### Problem to solve
The lines to find are those in the entries that hold the word "spin"; copy every one of them.
□ □ □ □ □
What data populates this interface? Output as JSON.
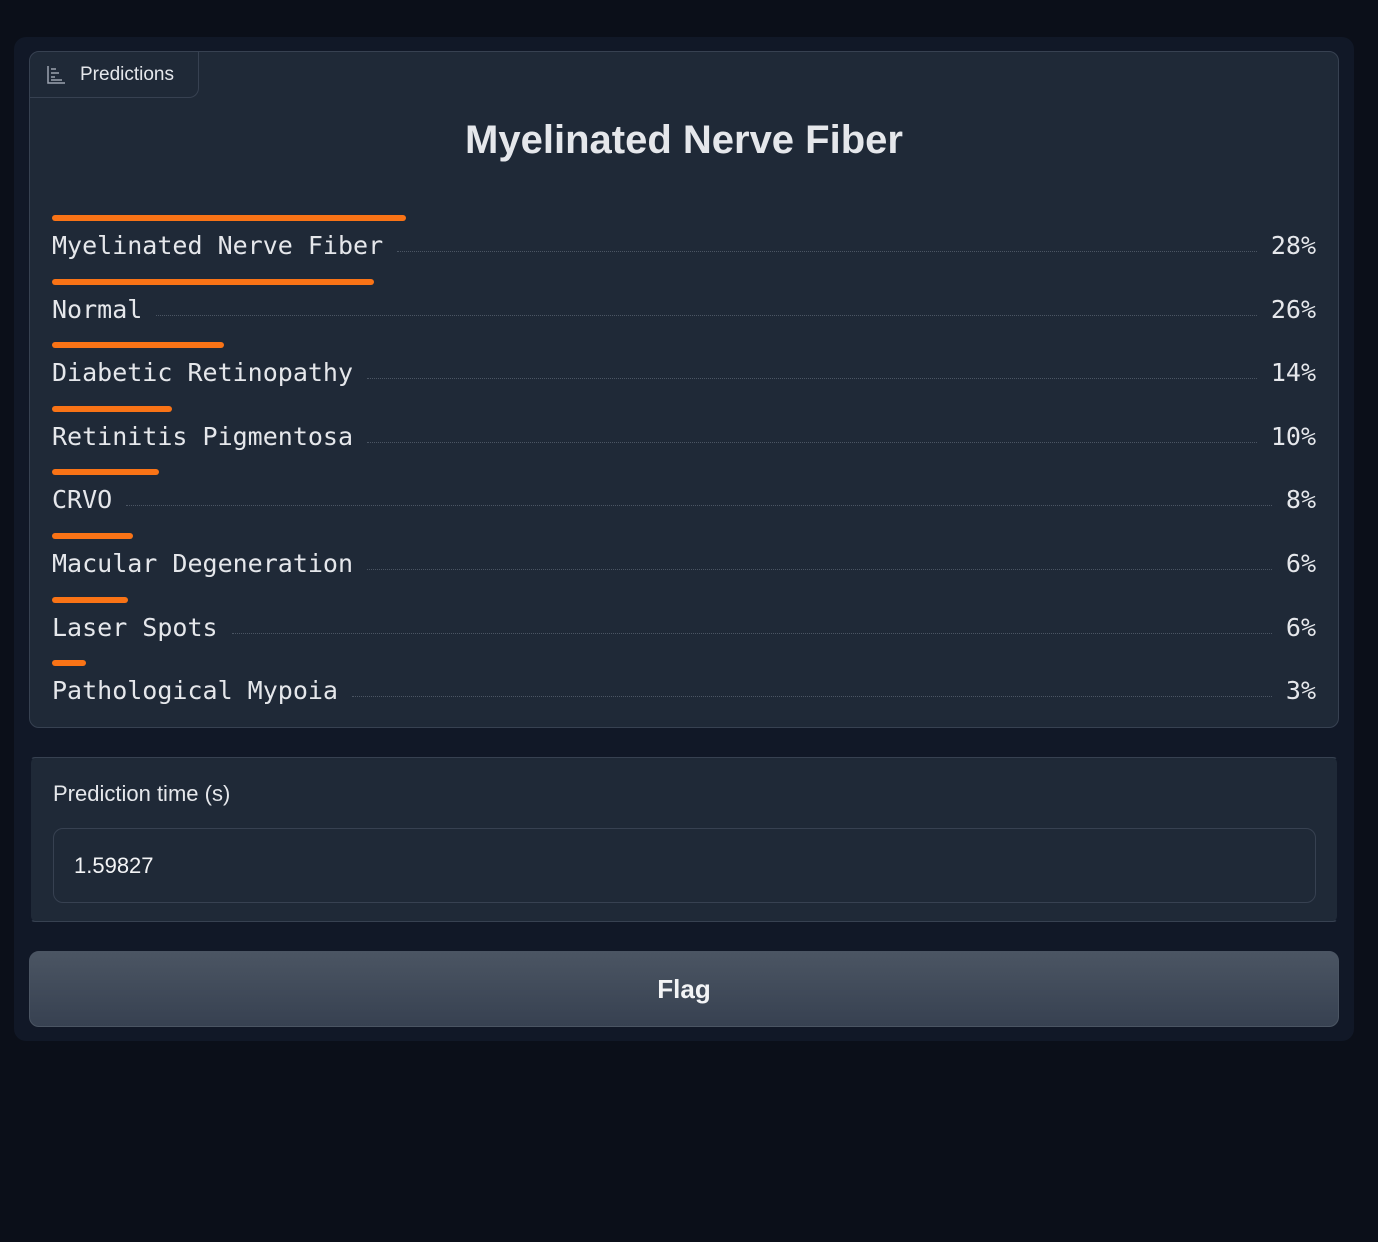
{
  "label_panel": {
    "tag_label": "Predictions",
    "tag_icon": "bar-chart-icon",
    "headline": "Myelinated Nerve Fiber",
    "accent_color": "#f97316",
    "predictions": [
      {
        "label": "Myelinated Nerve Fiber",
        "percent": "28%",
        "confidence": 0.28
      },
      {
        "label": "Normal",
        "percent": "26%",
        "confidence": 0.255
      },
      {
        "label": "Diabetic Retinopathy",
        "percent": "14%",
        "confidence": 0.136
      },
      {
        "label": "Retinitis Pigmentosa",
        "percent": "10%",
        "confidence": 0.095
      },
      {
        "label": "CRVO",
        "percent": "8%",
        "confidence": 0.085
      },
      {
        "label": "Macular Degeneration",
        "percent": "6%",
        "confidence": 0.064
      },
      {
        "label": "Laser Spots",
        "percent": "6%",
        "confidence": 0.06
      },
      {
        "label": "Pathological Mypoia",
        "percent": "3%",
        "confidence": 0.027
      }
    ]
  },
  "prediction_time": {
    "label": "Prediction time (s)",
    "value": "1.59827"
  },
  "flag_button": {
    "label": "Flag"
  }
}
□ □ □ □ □
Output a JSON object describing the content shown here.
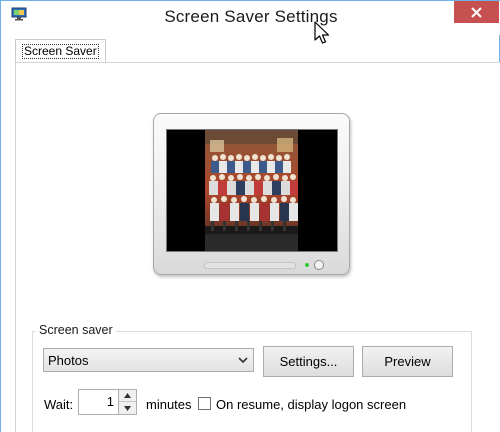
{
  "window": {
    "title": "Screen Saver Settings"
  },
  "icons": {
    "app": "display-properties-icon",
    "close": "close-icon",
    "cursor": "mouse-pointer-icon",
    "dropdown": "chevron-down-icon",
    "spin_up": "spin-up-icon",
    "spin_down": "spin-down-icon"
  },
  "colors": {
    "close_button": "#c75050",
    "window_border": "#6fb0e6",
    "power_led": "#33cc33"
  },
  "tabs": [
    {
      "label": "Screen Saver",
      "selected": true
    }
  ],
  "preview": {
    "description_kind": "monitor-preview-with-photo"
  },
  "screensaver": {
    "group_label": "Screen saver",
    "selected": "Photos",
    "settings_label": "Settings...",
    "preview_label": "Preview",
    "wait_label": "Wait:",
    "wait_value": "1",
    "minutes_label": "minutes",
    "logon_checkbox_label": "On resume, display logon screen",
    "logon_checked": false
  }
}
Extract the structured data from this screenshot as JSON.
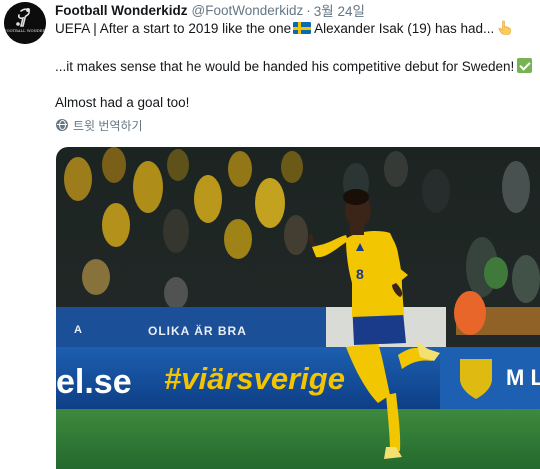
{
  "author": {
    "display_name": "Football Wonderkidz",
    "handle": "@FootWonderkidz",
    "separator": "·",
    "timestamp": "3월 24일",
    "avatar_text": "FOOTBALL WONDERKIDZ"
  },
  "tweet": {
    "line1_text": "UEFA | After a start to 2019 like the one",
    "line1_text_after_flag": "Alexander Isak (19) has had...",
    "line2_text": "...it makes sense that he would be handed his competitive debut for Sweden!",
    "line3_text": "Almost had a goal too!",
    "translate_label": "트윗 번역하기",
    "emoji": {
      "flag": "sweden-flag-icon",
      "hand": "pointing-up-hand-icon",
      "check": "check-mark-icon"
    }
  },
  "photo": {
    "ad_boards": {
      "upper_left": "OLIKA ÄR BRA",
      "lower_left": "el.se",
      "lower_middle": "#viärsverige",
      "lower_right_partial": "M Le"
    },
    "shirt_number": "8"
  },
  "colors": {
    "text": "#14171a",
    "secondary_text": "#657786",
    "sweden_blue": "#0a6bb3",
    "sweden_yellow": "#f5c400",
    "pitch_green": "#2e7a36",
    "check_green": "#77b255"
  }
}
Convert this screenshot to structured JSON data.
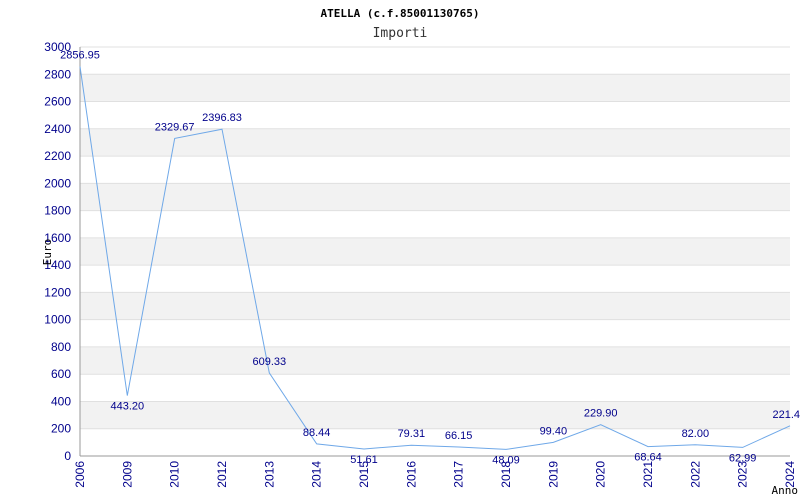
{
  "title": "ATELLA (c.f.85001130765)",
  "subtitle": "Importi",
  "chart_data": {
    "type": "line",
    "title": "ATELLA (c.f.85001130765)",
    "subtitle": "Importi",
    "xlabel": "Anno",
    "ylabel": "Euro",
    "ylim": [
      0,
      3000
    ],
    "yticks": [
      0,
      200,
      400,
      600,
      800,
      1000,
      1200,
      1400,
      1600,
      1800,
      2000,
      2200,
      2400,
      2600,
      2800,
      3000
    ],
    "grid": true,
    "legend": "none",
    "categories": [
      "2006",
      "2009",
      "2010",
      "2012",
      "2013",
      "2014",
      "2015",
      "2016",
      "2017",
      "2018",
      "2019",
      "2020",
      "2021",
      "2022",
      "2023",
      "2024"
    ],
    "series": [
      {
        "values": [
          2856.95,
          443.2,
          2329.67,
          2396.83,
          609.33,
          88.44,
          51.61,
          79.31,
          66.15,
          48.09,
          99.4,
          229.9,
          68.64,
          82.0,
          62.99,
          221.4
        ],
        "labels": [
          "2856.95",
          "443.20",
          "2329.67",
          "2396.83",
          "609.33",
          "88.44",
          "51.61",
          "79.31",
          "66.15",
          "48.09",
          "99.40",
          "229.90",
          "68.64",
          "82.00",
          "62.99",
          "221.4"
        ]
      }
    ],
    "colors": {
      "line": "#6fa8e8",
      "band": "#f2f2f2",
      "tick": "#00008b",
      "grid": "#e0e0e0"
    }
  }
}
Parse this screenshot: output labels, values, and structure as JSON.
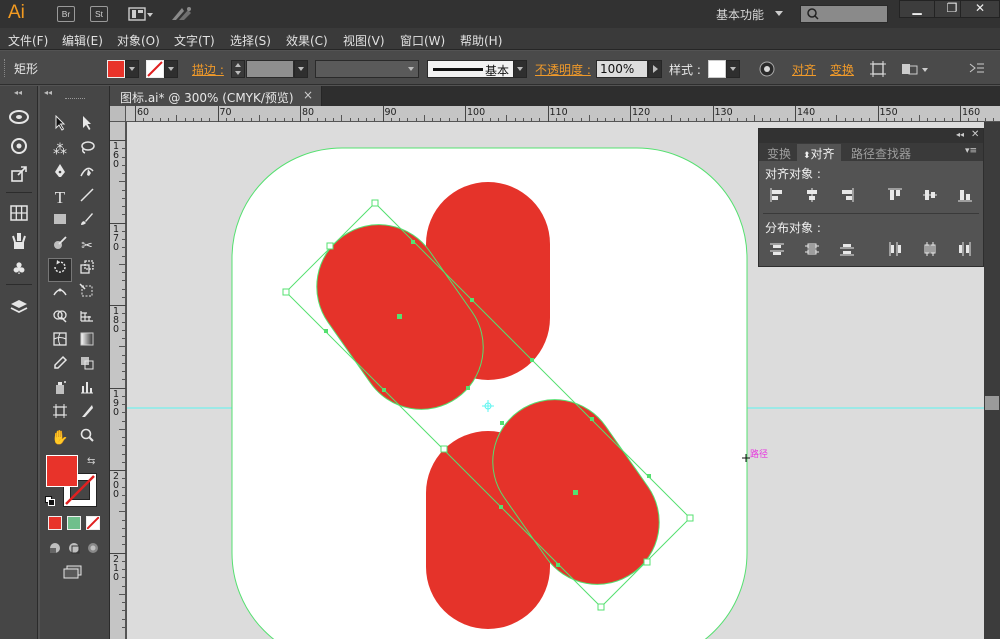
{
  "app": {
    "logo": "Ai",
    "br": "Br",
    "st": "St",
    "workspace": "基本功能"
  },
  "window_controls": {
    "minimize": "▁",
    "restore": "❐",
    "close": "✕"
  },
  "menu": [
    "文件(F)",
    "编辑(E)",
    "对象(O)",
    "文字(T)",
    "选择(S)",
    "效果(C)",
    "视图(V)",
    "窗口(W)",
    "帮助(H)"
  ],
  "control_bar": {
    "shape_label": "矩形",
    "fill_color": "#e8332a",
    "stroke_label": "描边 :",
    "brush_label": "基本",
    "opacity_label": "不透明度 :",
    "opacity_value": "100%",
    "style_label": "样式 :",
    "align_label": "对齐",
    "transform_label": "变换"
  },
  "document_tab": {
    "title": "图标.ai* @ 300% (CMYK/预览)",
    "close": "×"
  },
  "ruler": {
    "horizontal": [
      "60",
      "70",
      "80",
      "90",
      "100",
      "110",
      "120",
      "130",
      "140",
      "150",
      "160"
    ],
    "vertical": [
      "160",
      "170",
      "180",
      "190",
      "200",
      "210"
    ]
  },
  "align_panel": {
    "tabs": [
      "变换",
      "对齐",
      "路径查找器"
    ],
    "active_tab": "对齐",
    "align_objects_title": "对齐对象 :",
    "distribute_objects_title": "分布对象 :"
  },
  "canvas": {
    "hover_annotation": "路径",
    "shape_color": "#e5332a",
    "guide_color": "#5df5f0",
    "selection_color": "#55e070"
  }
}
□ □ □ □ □
### Solution to the problem
    "spin_up": "spin-up-icon",
    "spin_down": "spin-down-icon"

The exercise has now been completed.